- TO DO:
What's required is a verbatim printout of all the data.

SOURCE RECORDS START

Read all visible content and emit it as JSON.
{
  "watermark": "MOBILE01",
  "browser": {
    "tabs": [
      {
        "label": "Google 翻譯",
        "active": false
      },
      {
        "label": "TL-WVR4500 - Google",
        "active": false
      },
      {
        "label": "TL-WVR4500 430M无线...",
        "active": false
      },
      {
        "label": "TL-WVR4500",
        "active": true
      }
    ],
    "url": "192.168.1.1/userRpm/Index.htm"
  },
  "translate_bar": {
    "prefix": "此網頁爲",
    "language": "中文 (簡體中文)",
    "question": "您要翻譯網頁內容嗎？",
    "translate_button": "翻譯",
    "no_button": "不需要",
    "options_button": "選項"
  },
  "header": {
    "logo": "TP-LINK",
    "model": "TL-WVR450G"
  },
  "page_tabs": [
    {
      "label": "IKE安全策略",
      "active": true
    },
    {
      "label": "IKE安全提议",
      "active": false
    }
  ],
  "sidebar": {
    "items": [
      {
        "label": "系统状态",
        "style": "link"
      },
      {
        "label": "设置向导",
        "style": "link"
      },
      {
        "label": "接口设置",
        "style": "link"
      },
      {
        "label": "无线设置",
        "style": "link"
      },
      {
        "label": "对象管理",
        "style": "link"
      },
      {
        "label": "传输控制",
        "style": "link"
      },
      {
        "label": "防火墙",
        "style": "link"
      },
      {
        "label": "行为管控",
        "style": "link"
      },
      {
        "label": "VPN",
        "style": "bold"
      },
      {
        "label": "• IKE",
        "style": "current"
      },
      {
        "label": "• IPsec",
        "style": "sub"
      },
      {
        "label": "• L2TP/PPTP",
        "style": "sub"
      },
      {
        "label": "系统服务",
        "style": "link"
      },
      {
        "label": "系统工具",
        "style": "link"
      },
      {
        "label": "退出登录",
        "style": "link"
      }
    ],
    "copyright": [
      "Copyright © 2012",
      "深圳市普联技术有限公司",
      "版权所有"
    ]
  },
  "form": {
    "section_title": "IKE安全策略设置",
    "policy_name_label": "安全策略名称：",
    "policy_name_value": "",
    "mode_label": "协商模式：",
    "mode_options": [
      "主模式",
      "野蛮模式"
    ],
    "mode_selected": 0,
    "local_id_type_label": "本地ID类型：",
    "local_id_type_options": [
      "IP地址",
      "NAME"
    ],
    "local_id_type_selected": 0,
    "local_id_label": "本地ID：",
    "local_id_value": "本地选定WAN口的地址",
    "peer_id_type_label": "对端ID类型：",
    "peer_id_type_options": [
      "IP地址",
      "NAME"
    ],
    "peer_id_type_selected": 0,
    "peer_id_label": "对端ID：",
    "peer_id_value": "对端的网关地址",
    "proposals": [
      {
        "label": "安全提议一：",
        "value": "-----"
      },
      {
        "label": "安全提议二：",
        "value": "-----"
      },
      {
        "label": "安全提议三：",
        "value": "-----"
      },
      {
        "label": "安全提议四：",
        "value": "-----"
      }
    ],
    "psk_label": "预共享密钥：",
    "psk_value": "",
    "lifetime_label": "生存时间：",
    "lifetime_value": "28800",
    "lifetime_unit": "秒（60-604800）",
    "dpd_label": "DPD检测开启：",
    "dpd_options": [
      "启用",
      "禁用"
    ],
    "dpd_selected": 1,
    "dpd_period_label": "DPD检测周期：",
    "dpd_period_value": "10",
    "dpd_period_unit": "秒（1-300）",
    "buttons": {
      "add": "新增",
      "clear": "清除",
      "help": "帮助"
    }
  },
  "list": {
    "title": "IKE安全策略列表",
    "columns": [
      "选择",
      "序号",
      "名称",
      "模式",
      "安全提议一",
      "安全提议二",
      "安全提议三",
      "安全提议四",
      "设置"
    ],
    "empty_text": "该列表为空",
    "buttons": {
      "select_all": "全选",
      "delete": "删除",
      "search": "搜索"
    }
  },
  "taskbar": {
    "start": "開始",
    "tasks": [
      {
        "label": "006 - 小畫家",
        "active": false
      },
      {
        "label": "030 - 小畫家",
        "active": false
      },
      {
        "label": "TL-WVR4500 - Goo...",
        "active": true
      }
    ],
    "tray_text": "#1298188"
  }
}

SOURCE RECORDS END

- EXERCISE SOLUTION:
Read all visible content and emit it as JSON.
{
  "watermark": "MOBILE01",
  "browser": {
    "tabs": [
      {
        "label": "Google 翻譯",
        "active": false
      },
      {
        "label": "TL-WVR4500 - Google",
        "active": false
      },
      {
        "label": "TL-WVR4500 430M无线...",
        "active": false
      },
      {
        "label": "TL-WVR4500",
        "active": true
      }
    ],
    "url": "192.168.1.1/userRpm/Index.htm"
  },
  "translate_bar": {
    "prefix": "此網頁爲",
    "language": "中文 (簡體中文)",
    "question": "您要翻譯網頁內容嗎？",
    "translate_button": "翻譯",
    "no_button": "不需要",
    "options_button": "選項"
  },
  "header": {
    "logo": "TP-LINK",
    "model": "TL-WVR450G"
  },
  "page_tabs": [
    {
      "label": "IKE安全策略",
      "active": true
    },
    {
      "label": "IKE安全提议",
      "active": false
    }
  ],
  "sidebar": {
    "items": [
      {
        "label": "系统状态",
        "style": "link"
      },
      {
        "label": "设置向导",
        "style": "link"
      },
      {
        "label": "接口设置",
        "style": "link"
      },
      {
        "label": "无线设置",
        "style": "link"
      },
      {
        "label": "对象管理",
        "style": "link"
      },
      {
        "label": "传输控制",
        "style": "link"
      },
      {
        "label": "防火墙",
        "style": "link"
      },
      {
        "label": "行为管控",
        "style": "link"
      },
      {
        "label": "VPN",
        "style": "bold"
      },
      {
        "label": "• IKE",
        "style": "current"
      },
      {
        "label": "• IPsec",
        "style": "sub"
      },
      {
        "label": "• L2TP/PPTP",
        "style": "sub"
      },
      {
        "label": "系统服务",
        "style": "link"
      },
      {
        "label": "系统工具",
        "style": "link"
      },
      {
        "label": "退出登录",
        "style": "link"
      }
    ],
    "copyright": [
      "Copyright © 2012",
      "深圳市普联技术有限公司",
      "版权所有"
    ]
  },
  "form": {
    "section_title": "IKE安全策略设置",
    "policy_name_label": "安全策略名称：",
    "policy_name_value": "",
    "mode_label": "协商模式：",
    "mode_options": [
      "主模式",
      "野蛮模式"
    ],
    "mode_selected": 0,
    "local_id_type_label": "本地ID类型：",
    "local_id_type_options": [
      "IP地址",
      "NAME"
    ],
    "local_id_type_selected": 0,
    "local_id_label": "本地ID：",
    "local_id_value": "本地选定WAN口的地址",
    "peer_id_type_label": "对端ID类型：",
    "peer_id_type_options": [
      "IP地址",
      "NAME"
    ],
    "peer_id_type_selected": 0,
    "peer_id_label": "对端ID：",
    "peer_id_value": "对端的网关地址",
    "proposals": [
      {
        "label": "安全提议一：",
        "value": "-----"
      },
      {
        "label": "安全提议二：",
        "value": "-----"
      },
      {
        "label": "安全提议三：",
        "value": "-----"
      },
      {
        "label": "安全提议四：",
        "value": "-----"
      }
    ],
    "psk_label": "预共享密钥：",
    "psk_value": "",
    "lifetime_label": "生存时间：",
    "lifetime_value": "28800",
    "lifetime_unit": "秒（60-604800）",
    "dpd_label": "DPD检测开启：",
    "dpd_options": [
      "启用",
      "禁用"
    ],
    "dpd_selected": 1,
    "dpd_period_label": "DPD检测周期：",
    "dpd_period_value": "10",
    "dpd_period_unit": "秒（1-300）",
    "buttons": {
      "add": "新增",
      "clear": "清除",
      "help": "帮助"
    }
  },
  "list": {
    "title": "IKE安全策略列表",
    "columns": [
      "选择",
      "序号",
      "名称",
      "模式",
      "安全提议一",
      "安全提议二",
      "安全提议三",
      "安全提议四",
      "设置"
    ],
    "empty_text": "该列表为空",
    "buttons": {
      "select_all": "全选",
      "delete": "删除",
      "search": "搜索"
    }
  },
  "taskbar": {
    "start": "開始",
    "tasks": [
      {
        "label": "006 - 小畫家",
        "active": false
      },
      {
        "label": "030 - 小畫家",
        "active": false
      },
      {
        "label": "TL-WVR4500 - Goo...",
        "active": true
      }
    ],
    "tray_text": "#1298188"
  }
}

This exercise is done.